Minister Simon Coveney said that the Foreign Affairs Council discussion have led to the EU adopting “a strong sanctions package which will have a long lasting effect on the Russian economy including on the oligarchs and individuals who have supported the invasion of Ukraine.”

He said the names of Russian President Vladimir Putin and his foreign minister Sergei Lavrov have been added to the list of those who will have their assets frozen in the EU.

Mr Coveney said: “On behalf of Ireland I made the case for the inclusion of SWIFT in a further package of sanctions expected to be agreed in the coming days.”

Aggressive attack

He also said ministers discussed the humanitarian consequences of Russia’s “aggressive attack” and encouraged support for a humanitarian response from the EU.

Mr Coveney said Ireland has already allocated €10m for humanitarian action.

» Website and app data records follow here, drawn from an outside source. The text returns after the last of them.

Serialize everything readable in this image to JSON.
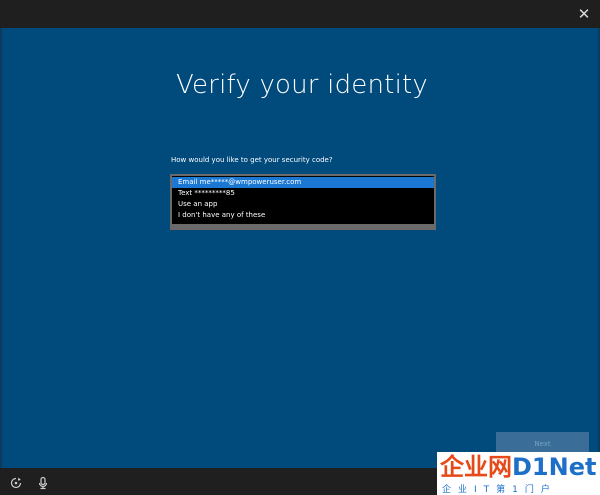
{
  "window": {
    "close_glyph": "✕"
  },
  "page": {
    "title": "Verify your identity",
    "question": "How would you like to get your security code?",
    "selected_index": 0,
    "options": [
      "Email me*****@wmpoweruser.com",
      "Text *********85",
      "Use an app",
      "I don't have any of these"
    ],
    "next_label": "Next"
  },
  "bottom_bar": {
    "icons": [
      "ease-of-access-icon",
      "microphone-icon"
    ]
  },
  "watermark": {
    "brand_cn": "企业网",
    "brand_di": "D1",
    "brand_net": "Net",
    "tagline": "企业IT第1门户"
  },
  "colors": {
    "panel": "#014a7c",
    "selection": "#1a78d2",
    "button": "#3a6e98",
    "chrome": "#1f1f1f"
  }
}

He said that EU ministers decided as a bloc not to expel Russian ambassadors but “this and other possible diplomatic measures remain on the table.”

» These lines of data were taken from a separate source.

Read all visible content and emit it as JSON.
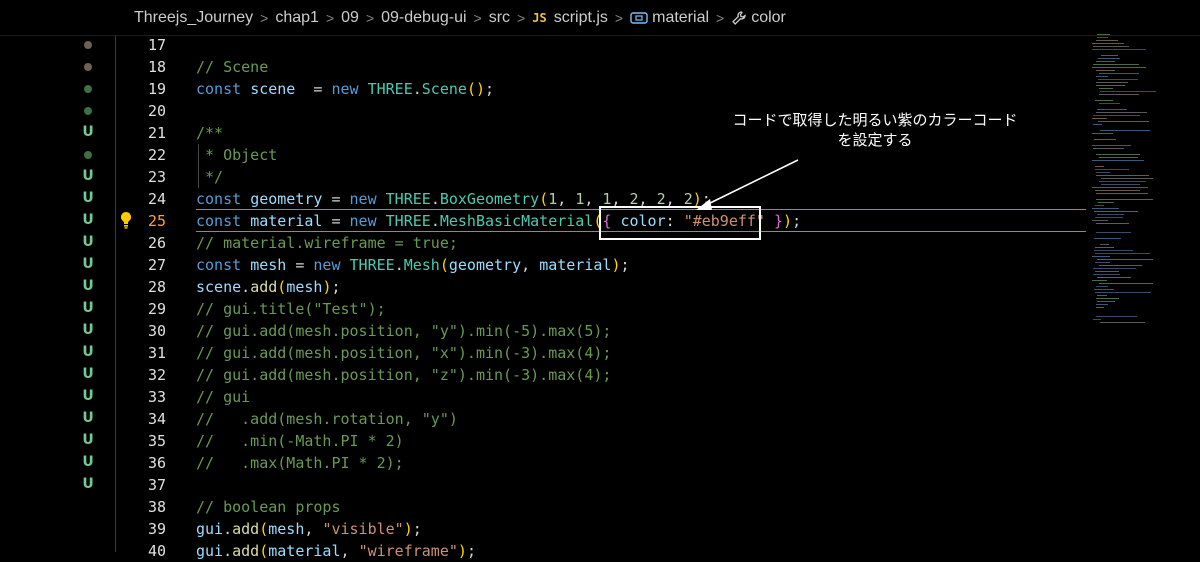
{
  "breadcrumb": {
    "items": [
      "Threejs_Journey",
      "chap1",
      "09",
      "09-debug-ui",
      "src"
    ],
    "file_badge": "JS",
    "file_name": "script.js",
    "symbol1": "material",
    "symbol2": "color",
    "separator": ">"
  },
  "editor": {
    "current_line": "25",
    "line_numbers": [
      "17",
      "18",
      "19",
      "20",
      "21",
      "22",
      "23",
      "24",
      "25",
      "26",
      "27",
      "28",
      "29",
      "30",
      "31",
      "32",
      "33",
      "34",
      "35",
      "36",
      "37",
      "38",
      "39",
      "40"
    ],
    "gutter_marks": [
      {
        "type": "dot",
        "color": "#6e6257"
      },
      {
        "type": "dot",
        "color": "#6e6257"
      },
      {
        "type": "dot",
        "color": "#3e6f46"
      },
      {
        "type": "dot",
        "color": "#3e6f46"
      },
      {
        "type": "text",
        "text": "U"
      },
      {
        "type": "dot",
        "color": "#3e6f46"
      },
      {
        "type": "text",
        "text": "U"
      },
      {
        "type": "text",
        "text": "U"
      },
      {
        "type": "text",
        "text": "U"
      },
      {
        "type": "text",
        "text": "U"
      },
      {
        "type": "text",
        "text": "U"
      },
      {
        "type": "text",
        "text": "U"
      },
      {
        "type": "text",
        "text": "U"
      },
      {
        "type": "text",
        "text": "U"
      },
      {
        "type": "text",
        "text": "U"
      },
      {
        "type": "text",
        "text": "U"
      },
      {
        "type": "text",
        "text": "U"
      },
      {
        "type": "text",
        "text": "U"
      },
      {
        "type": "text",
        "text": "U"
      },
      {
        "type": "text",
        "text": "U"
      },
      {
        "type": "text",
        "text": "U"
      }
    ],
    "lines": [
      [],
      [
        [
          "cm",
          "// Scene"
        ]
      ],
      [
        [
          "kw",
          "const "
        ],
        [
          "var",
          "scene"
        ],
        [
          "",
          "  = "
        ],
        [
          "kw",
          "new "
        ],
        [
          "cls",
          "THREE"
        ],
        [
          "",
          "."
        ],
        [
          "cls",
          "Scene"
        ],
        [
          "p1",
          "()"
        ],
        [
          "",
          ";"
        ]
      ],
      [],
      [
        [
          "cm",
          "/**"
        ]
      ],
      [
        [
          "cm",
          " * Object"
        ]
      ],
      [
        [
          "cm",
          " */"
        ]
      ],
      [
        [
          "kw",
          "const "
        ],
        [
          "var",
          "geometry"
        ],
        [
          "",
          " = "
        ],
        [
          "kw",
          "new "
        ],
        [
          "cls",
          "THREE"
        ],
        [
          "",
          "."
        ],
        [
          "cls",
          "BoxGeometry"
        ],
        [
          "p1",
          "("
        ],
        [
          "num",
          "1"
        ],
        [
          "",
          ", "
        ],
        [
          "num",
          "1"
        ],
        [
          "",
          ", "
        ],
        [
          "num",
          "1"
        ],
        [
          "",
          ", "
        ],
        [
          "num",
          "2"
        ],
        [
          "",
          ", "
        ],
        [
          "num",
          "2"
        ],
        [
          "",
          ", "
        ],
        [
          "num",
          "2"
        ],
        [
          "p1",
          ")"
        ],
        [
          "",
          ";"
        ]
      ],
      [
        [
          "kw",
          "const "
        ],
        [
          "var",
          "material"
        ],
        [
          "",
          " = "
        ],
        [
          "kw",
          "new "
        ],
        [
          "cls",
          "THREE"
        ],
        [
          "",
          "."
        ],
        [
          "cls",
          "MeshBasicMaterial"
        ],
        [
          "p1",
          "("
        ],
        [
          "p2",
          "{"
        ],
        [
          "",
          " "
        ],
        [
          "var",
          "color"
        ],
        [
          "",
          ": "
        ],
        [
          "str",
          "\"#eb9eff\""
        ],
        [
          "",
          " "
        ],
        [
          "p2",
          "}"
        ],
        [
          "p1",
          ")"
        ],
        [
          "",
          ";"
        ]
      ],
      [
        [
          "cm",
          "// material.wireframe = true;"
        ]
      ],
      [
        [
          "kw",
          "const "
        ],
        [
          "var",
          "mesh"
        ],
        [
          "",
          " = "
        ],
        [
          "kw",
          "new "
        ],
        [
          "cls",
          "THREE"
        ],
        [
          "",
          "."
        ],
        [
          "cls",
          "Mesh"
        ],
        [
          "p1",
          "("
        ],
        [
          "var",
          "geometry"
        ],
        [
          "",
          ", "
        ],
        [
          "var",
          "material"
        ],
        [
          "p1",
          ")"
        ],
        [
          "",
          ";"
        ]
      ],
      [
        [
          "var",
          "scene"
        ],
        [
          "",
          "."
        ],
        [
          "fn",
          "add"
        ],
        [
          "p1",
          "("
        ],
        [
          "var",
          "mesh"
        ],
        [
          "p1",
          ")"
        ],
        [
          "",
          ";"
        ]
      ],
      [
        [
          "cm",
          "// gui.title(\"Test\");"
        ]
      ],
      [
        [
          "cm",
          "// gui.add(mesh.position, \"y\").min(-5).max(5);"
        ]
      ],
      [
        [
          "cm",
          "// gui.add(mesh.position, \"x\").min(-3).max(4);"
        ]
      ],
      [
        [
          "cm",
          "// gui.add(mesh.position, \"z\").min(-3).max(4);"
        ]
      ],
      [
        [
          "cm",
          "// gui"
        ]
      ],
      [
        [
          "cm",
          "//   .add(mesh.rotation, \"y\")"
        ]
      ],
      [
        [
          "cm",
          "//   .min(-Math.PI * 2)"
        ]
      ],
      [
        [
          "cm",
          "//   .max(Math.PI * 2);"
        ]
      ],
      [],
      [
        [
          "cm",
          "// boolean props"
        ]
      ],
      [
        [
          "var",
          "gui"
        ],
        [
          "",
          "."
        ],
        [
          "fn",
          "add"
        ],
        [
          "p1",
          "("
        ],
        [
          "var",
          "mesh"
        ],
        [
          "",
          ", "
        ],
        [
          "str",
          "\"visible\""
        ],
        [
          "p1",
          ")"
        ],
        [
          "",
          ";"
        ]
      ],
      [
        [
          "var",
          "gui"
        ],
        [
          "",
          "."
        ],
        [
          "fn",
          "add"
        ],
        [
          "p1",
          "("
        ],
        [
          "var",
          "material"
        ],
        [
          "",
          ", "
        ],
        [
          "str",
          "\"wireframe\""
        ],
        [
          "p1",
          ")"
        ],
        [
          "",
          ";"
        ]
      ]
    ]
  },
  "annotation": {
    "line1": "コードで取得した明るい紫のカラーコード",
    "line2": "を設定する"
  },
  "colors": {
    "background": "#000000",
    "current_line_border": "#d9742d",
    "git_untracked": "#73c991",
    "highlight_box": "#ffffff"
  }
}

“As Minister for Foreign Affairs, I have a responsibility to consider the potential impact of decisions I take on our ability to assist Irish citizens in Russia and Ukraine and we are are maintaining a clear line of communication for now,” Mr Coveney added.

In the Dáil on Thursday Tánaiste Leo Varadkar criticised Sinn Féin for questioning the previous expulsion of a Russian diplomat back in 2018. It came after Sinn Féin deputy leader Pearse Doherty called for "significant and severe economic sanctions" against Russia.

Mr Varadkar said he welcomed Sinn Féin’s support on the matter and pointed to 2018, following on from the Salisbury nerve agent attack, when he said Ms McDonald was “critical of us for expelling a Russian diplomat at the time”.

“She said it was a violation of our neutrality,” said Mr Varadkar. “The Taoiseach has raised it before, I’ve never said anything about it, for a long time your party has been soft on Russia.”

Social Democrats TD Cian O'Callaghan said it was not the time for "political scoring" from any sides of the Oireachtas.